America likes imports on its highways: both the cars that travel them, as well as the road designs themselves. President Eisenhower created the interstate system in the 1950s after being inspired by Germany's autobahns. Roundabouts, long staples of England and Australia, now exist here in the thousands. And the latest roadway innovation, known as the diverging diamond interchange, comes from France zut alors!.
These flashily named interchanges eliminate traditional left-hand turns those that have cars cross lanes for oncoming traffic by briefly shifting drivers to the left side of the road. Traffic lights allow lanes to safely crisscross at an intersection, giving drivers direct access to the left-hand ramp before putting them back on their normal path. (If there were slalom ski races for cars, these diamonds would be perfect practice.)
The concept is confusing, but engineers see it as a simple way to fight congestion. "It sounds more complicated, and looks more complicated from the bird's eye, than when you're driving it," says Lee Hillner, a highway engineer who helped open a diverging diamond in St. Louis in October. ("This is either brilliant or bizarre I can't decide which at this point," wrote a blogger that same month on an engineering website.) "The rush-hour backups have disappeared," he says. "There was a lot of concern because it's new and people drive on the left side of the road, but drivers have adapted very quickly."
The Federal Highway Administration likes the math. It reports that what it calls "double crossover diamonds" can handle about 650 left turns per hour twice that of a conventional interchange while overall delays can be cut by up to 60%. The design doesn't work at every intersection, like those where most vehicles are going straight or where area is too limited for turns to be properly spaced. But where the model does work, traffic efficiency is just one of the perks.
It can also be cheaper. The compact design allows engineers to increase traffic flow by changing the way they use existing space rather than turning to the costly addition of extra lanes. "What makes it the next big thing is it's an inexpensive option," says Don Saiko, project manager for the nation's first diverging diamond, which opened in Springfield, Mo., in 2009. The original plan for expanding that intersection was set to cost $10 million, but the diverging diamond ended up costing only $3.2 million. Hillner's project, estimated to cost $23 million for a traditional design, came in at $10 million once the diamond design was chosen. "Literally, these diverging diamond interchanges could save the country billions of dollars," says Gilbert Chlewicki, a Maryland engineer who first got the buzz started after presenting the idea at a California research conference in 2003.

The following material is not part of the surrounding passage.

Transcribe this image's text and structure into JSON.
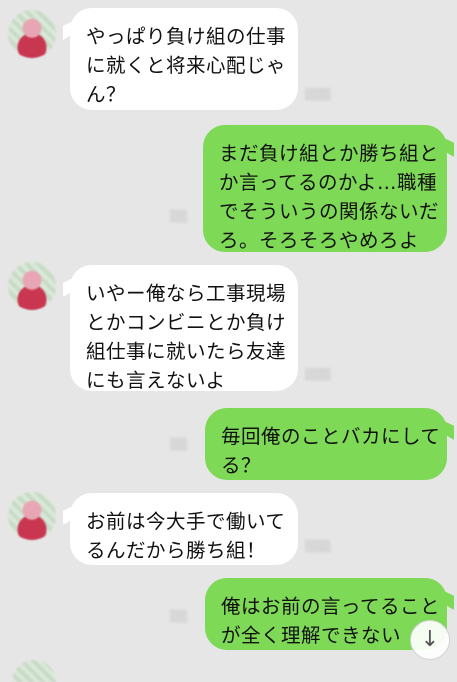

Traffic accidents fell 50% during the first six months at the inaugural interchange, largely because eliminating traditional left turns also eliminates those right-angle, T-bone crashes. (Engineer-speak for why these intersections have fewer accidents: limited "conflict points.") And a second diverging diamond built in Springfield has been well received. "It seems that you can get a lot more vehicles through the intersection in the same period of time," says Howard Jarvis, an emergency room doctor who drives through it on his daily commute. "Conceptually, it's different. But once you've been through it a few times, it's pretty intuitive."
Only five diverging diamonds have been completed in the U.S. so far. (Missouri is leading the charge with three, Utah completed one in August and another opened in Tennessee last December.) But Saiko says he has fielded calls from interested engineers and consultants in 35 states, and at least 10 states are building or planning to build them.
"They're going to be all over the place," says Bob Edwards, a public information officer for the Missouri transportation department. Popular Science named it one of the best innovations of the year in 2009, and the Federal Highway Administration featured it in a recent issue of Public Roads, their transportation-trends magazine.
Why is a design used in Europe for decades only catching on in the U.S. now? It's perplexing in practice, at least at first, and confused drivers can be dangerous ones. While Missouri has reported no wrong-way crashes on its diverging diamonds, drivers have taken wrong turns toward oncoming traffic. Another obstacle is that some American drivers simply don't like the design, no matter how much engineers sing its praises. "The negative is usually, 'I think it's stupid. I don't like it,'" says Saiko.
But as the idea catches on, and people become used to such interchanges, what was once exotic and confusing could become everyday and common. Meanwhile, Washington is paying close attention. "States ultimately make decisions about which type of interchanges they need," Federal Highway Administrator Victor Mendez tells TIME, "but the data are very clear that these work very well."
This is an expanded version of a story that originally appeared in the February 7, 2011 print edition of TIME.